And I think those are fair things to point out, and they show that—as a base engine—Chevy’s four-cylinder at least competes nicely with the rest of the pack outside of highway fuel economy.
Still, the more powerful 2.7-liter Ford motor is only a $995 option on top of its base engine, and Chevy’s own 355 horsepower, 383 lb-ft 5.3-liter V8 costs just $1,400 more than the four, and actually scores 1 MPG better on the highway, though 2 MPG worse overall. Though I haven’t driven that V8 truck, I’d almost certainly be willing to drop those $1,400, especially knowing that doing so might actually increase my highway economy.
So in the end, what we have here is no surprise to anyone who’s been following the auto industry for the past decade or so: Thanks to technological advancements, four cylinders are capable of producing enough power to fulfill full-size truck duties. And this 2.7-liter engine does just that, with Chevy rating the truck as being able to tow 7,200 pounds and haul 2,280 in its bed.
Still, to me, the truck is a bit of a hard sell. If you do a lot of stop-and-go driving, the Silverado 2.7-liter could be a good option, since it gets solid city fuel economy for the segment. But if you don’t prance around town much, I’d be tempted to just drop the $1,400 and snag a V8 that’s actually rated to get better freeway MPGs, sounds better, and likely responds a bit quicker to a pedal input.

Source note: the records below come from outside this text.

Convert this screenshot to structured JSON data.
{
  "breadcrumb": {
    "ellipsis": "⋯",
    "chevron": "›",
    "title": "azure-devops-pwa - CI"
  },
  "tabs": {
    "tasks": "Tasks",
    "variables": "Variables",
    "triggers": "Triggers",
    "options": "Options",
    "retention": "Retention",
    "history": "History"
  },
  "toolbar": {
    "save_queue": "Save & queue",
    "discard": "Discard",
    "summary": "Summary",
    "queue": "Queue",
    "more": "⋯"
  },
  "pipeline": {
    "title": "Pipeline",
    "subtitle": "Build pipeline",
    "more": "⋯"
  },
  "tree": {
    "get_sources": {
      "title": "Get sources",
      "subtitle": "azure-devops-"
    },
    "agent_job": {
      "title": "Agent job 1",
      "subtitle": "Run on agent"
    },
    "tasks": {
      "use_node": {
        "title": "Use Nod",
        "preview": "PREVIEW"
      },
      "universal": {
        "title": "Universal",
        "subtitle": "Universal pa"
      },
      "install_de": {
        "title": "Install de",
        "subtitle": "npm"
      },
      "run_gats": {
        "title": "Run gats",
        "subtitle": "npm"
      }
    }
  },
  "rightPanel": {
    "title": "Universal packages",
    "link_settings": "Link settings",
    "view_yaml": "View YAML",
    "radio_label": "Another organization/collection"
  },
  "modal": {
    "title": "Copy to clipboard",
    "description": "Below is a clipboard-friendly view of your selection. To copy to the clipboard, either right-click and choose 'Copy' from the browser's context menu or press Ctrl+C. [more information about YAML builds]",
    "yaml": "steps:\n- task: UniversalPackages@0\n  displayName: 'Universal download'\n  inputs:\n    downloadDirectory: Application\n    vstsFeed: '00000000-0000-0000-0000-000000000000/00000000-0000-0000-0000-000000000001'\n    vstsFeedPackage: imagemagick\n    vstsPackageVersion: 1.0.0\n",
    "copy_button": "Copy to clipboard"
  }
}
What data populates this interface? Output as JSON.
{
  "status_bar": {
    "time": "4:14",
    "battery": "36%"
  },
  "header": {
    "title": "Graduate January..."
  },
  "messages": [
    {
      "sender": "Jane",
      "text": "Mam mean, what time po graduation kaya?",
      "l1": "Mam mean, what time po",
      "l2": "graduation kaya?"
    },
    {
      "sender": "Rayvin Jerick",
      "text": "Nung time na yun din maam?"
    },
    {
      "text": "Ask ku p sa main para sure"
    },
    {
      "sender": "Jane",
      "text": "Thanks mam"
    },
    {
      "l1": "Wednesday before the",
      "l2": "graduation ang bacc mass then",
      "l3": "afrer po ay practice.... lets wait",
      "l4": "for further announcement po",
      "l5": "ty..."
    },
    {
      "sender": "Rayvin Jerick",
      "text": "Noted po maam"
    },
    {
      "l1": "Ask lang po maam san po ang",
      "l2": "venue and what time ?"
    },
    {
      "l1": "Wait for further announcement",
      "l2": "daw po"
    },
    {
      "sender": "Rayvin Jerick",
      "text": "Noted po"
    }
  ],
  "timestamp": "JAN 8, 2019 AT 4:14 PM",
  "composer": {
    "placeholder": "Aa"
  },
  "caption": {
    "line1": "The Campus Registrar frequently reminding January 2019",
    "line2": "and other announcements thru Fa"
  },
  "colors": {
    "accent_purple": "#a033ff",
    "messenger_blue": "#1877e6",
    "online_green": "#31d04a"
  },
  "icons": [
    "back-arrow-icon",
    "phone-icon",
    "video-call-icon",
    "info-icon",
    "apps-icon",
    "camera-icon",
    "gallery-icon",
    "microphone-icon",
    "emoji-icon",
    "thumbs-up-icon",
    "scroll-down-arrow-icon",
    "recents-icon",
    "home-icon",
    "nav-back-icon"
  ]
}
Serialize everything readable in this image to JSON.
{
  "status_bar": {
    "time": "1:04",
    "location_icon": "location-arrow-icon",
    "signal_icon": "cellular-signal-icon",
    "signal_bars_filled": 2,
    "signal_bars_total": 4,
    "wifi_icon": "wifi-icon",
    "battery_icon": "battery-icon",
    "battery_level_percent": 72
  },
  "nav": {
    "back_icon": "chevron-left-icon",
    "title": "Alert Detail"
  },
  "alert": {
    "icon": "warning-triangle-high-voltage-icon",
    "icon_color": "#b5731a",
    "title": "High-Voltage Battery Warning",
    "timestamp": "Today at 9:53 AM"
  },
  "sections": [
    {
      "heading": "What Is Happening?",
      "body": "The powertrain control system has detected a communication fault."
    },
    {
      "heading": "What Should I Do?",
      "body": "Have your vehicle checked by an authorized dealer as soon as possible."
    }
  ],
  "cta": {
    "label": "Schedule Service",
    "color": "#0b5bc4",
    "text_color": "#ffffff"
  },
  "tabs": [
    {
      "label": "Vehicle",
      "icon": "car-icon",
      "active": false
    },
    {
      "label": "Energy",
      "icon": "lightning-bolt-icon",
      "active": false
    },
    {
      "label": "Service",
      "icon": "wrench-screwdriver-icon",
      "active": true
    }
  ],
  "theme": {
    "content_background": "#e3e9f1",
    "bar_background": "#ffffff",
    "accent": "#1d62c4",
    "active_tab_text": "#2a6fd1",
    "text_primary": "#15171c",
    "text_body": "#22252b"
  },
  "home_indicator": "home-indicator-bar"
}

Obviously, real-world fuel economy and EPA ratings aren’t always the same. “Downsized” turbo engines have been notoriously prone to fail to meet test figures over the past few years, as Ecoboost owners could probably tell you. To come up with any real conclusion, here, would require more time in the truck. And if that time somehow reveals better fuel economy than the government’s numbers suggest, then this might be a winner. Because as far as drivability goes, the four-cylinder motor feels solid and up to full-size truck tasks.